START Data supplied
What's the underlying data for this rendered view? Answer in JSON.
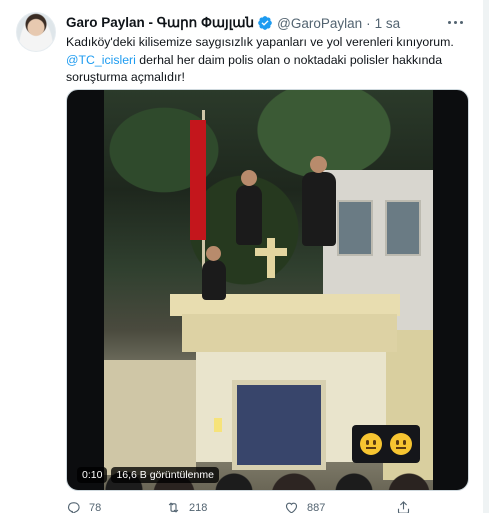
{
  "tweet": {
    "display_name": "Garo Paylan - Գարո Փայլան",
    "handle": "@GaroPaylan",
    "separator": "·",
    "time": "1 sa",
    "text_line1": "Kadıköy'deki kilisemize saygısızlık yapanları ve yol verenleri kınıyorum.",
    "mention": "@TC_icisleri",
    "text_line2_rest": " derhal her daim polis olan o noktadaki polisler hakkında",
    "text_line3": "soruşturma açmalıdır!"
  },
  "video": {
    "time_label": "0:10",
    "views_label": "16,6 B görüntülenme"
  },
  "actions": {
    "reply_count": "78",
    "retweet_count": "218",
    "like_count": "887"
  },
  "icons": {
    "verified": "verified-badge-icon",
    "more": "more-dots-icon",
    "reply": "reply-icon",
    "retweet": "retweet-icon",
    "like": "heart-icon",
    "share": "share-icon"
  },
  "colors": {
    "accent": "#1d9bf0",
    "secondary_text": "#536471",
    "flag": "#c4161c"
  }
}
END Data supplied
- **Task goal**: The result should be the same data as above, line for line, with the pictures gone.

- **Completed exercise**:
What's the underlying data for this rendered view? Answer in JSON.
{
  "tweet": {
    "display_name": "Garo Paylan - Գարո Փայլան",
    "handle": "@GaroPaylan",
    "separator": "·",
    "time": "1 sa",
    "text_line1": "Kadıköy'deki kilisemize saygısızlık yapanları ve yol verenleri kınıyorum.",
    "mention": "@TC_icisleri",
    "text_line2_rest": " derhal her daim polis olan o noktadaki polisler hakkında",
    "text_line3": "soruşturma açmalıdır!"
  },
  "video": {
    "time_label": "0:10",
    "views_label": "16,6 B görüntülenme"
  },
  "actions": {
    "reply_count": "78",
    "retweet_count": "218",
    "like_count": "887"
  },
  "icons": {
    "verified": "verified-badge-icon",
    "more": "more-dots-icon",
    "reply": "reply-icon",
    "retweet": "retweet-icon",
    "like": "heart-icon",
    "share": "share-icon"
  },
  "colors": {
    "accent": "#1d9bf0",
    "secondary_text": "#536471",
    "flag": "#c4161c"
  }
}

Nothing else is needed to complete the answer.